Everything in the entries below should be restated exactly, except for the pictures.

────────────────────────────────────────

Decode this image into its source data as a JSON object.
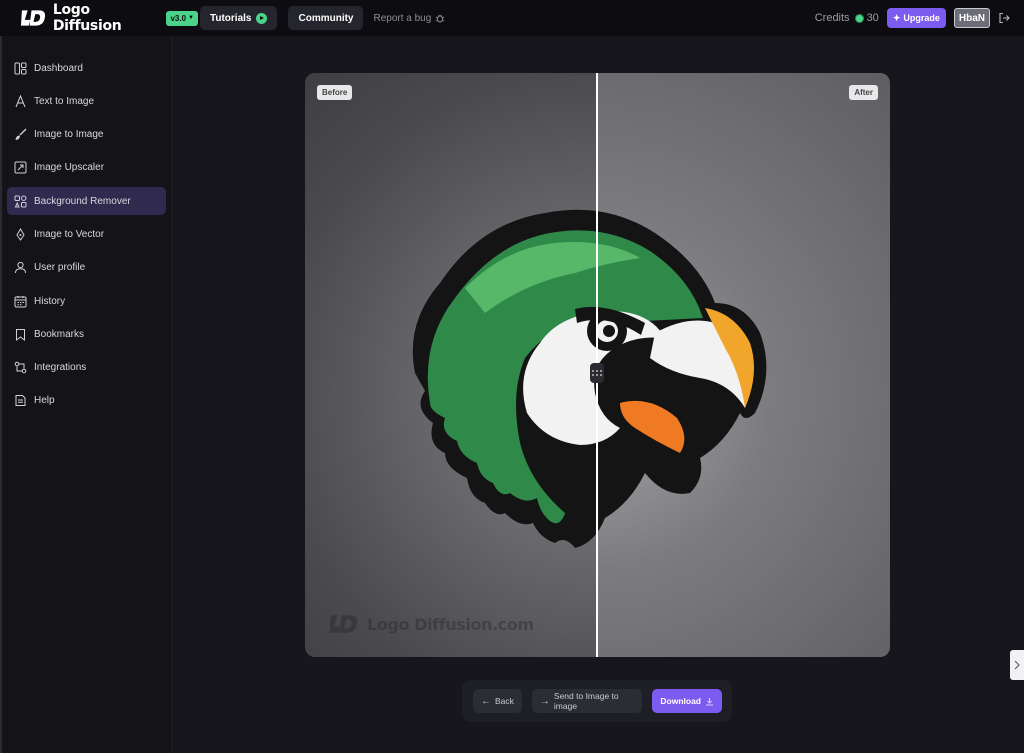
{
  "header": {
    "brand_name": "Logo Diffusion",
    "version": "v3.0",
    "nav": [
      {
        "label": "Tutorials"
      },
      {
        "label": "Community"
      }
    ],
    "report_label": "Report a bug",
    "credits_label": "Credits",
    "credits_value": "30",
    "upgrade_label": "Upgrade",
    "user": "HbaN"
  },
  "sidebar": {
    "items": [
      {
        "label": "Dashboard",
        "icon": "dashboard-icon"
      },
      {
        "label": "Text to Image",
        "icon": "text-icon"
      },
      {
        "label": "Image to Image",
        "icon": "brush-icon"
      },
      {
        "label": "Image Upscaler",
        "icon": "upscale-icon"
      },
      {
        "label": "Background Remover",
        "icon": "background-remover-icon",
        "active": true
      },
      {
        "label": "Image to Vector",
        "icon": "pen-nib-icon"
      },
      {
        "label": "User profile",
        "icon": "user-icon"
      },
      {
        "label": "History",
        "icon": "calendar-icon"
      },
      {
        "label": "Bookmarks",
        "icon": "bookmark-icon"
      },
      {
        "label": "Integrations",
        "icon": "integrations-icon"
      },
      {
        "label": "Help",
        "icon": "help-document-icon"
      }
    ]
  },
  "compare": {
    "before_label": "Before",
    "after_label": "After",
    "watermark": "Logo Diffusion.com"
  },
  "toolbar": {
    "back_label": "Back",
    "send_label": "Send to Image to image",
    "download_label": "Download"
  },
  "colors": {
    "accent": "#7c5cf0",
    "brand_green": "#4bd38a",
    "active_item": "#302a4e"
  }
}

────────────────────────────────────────

Written response:
Decode this image into its source data as a JSON object.
{
  "header": {
    "brand_name": "Logo Diffusion",
    "version": "v3.0",
    "nav": [
      {
        "label": "Tutorials"
      },
      {
        "label": "Community"
      }
    ],
    "report_label": "Report a bug",
    "credits_label": "Credits",
    "credits_value": "30",
    "upgrade_label": "Upgrade",
    "user": "HbaN"
  },
  "sidebar": {
    "items": [
      {
        "label": "Dashboard",
        "icon": "dashboard-icon"
      },
      {
        "label": "Text to Image",
        "icon": "text-icon"
      },
      {
        "label": "Image to Image",
        "icon": "brush-icon"
      },
      {
        "label": "Image Upscaler",
        "icon": "upscale-icon"
      },
      {
        "label": "Background Remover",
        "icon": "background-remover-icon",
        "active": true
      },
      {
        "label": "Image to Vector",
        "icon": "pen-nib-icon"
      },
      {
        "label": "User profile",
        "icon": "user-icon"
      },
      {
        "label": "History",
        "icon": "calendar-icon"
      },
      {
        "label": "Bookmarks",
        "icon": "bookmark-icon"
      },
      {
        "label": "Integrations",
        "icon": "integrations-icon"
      },
      {
        "label": "Help",
        "icon": "help-document-icon"
      }
    ]
  },
  "compare": {
    "before_label": "Before",
    "after_label": "After",
    "watermark": "Logo Diffusion.com"
  },
  "toolbar": {
    "back_label": "Back",
    "send_label": "Send to Image to image",
    "download_label": "Download"
  },
  "colors": {
    "accent": "#7c5cf0",
    "brand_green": "#4bd38a",
    "active_item": "#302a4e"
  }
}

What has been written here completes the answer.